Exercise brief:
Write out every line below that includes the word "label".

[Recorded data]
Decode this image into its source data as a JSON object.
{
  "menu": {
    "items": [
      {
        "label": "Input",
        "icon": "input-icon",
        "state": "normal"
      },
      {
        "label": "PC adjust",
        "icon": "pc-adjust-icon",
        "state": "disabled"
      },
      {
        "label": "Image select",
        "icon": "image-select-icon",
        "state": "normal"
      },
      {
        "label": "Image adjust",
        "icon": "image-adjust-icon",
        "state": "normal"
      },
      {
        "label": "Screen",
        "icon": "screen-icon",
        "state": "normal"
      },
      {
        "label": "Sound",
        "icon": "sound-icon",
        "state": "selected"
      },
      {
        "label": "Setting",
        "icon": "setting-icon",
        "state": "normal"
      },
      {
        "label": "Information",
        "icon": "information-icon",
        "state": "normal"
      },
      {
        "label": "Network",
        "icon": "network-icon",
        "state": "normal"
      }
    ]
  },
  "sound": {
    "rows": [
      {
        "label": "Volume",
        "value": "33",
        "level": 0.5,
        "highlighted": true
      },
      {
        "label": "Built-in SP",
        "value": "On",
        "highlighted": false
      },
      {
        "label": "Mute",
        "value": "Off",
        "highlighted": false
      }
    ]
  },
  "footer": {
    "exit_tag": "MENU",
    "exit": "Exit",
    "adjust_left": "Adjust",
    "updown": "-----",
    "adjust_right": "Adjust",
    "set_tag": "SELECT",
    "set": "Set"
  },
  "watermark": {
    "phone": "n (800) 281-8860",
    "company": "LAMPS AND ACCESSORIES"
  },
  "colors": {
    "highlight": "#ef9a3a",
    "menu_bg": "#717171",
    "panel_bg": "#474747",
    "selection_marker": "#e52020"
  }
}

Solution for this exercise:
        "label": "Input",
        "label": "PC adjust",
        "label": "Image select",
        "label": "Image adjust",
        "label": "Screen",
        "label": "Sound",
        "label": "Setting",
        "label": "Information",
        "label": "Network",
        "label": "Volume",
        "label": "Built-in SP",
        "label": "Mute",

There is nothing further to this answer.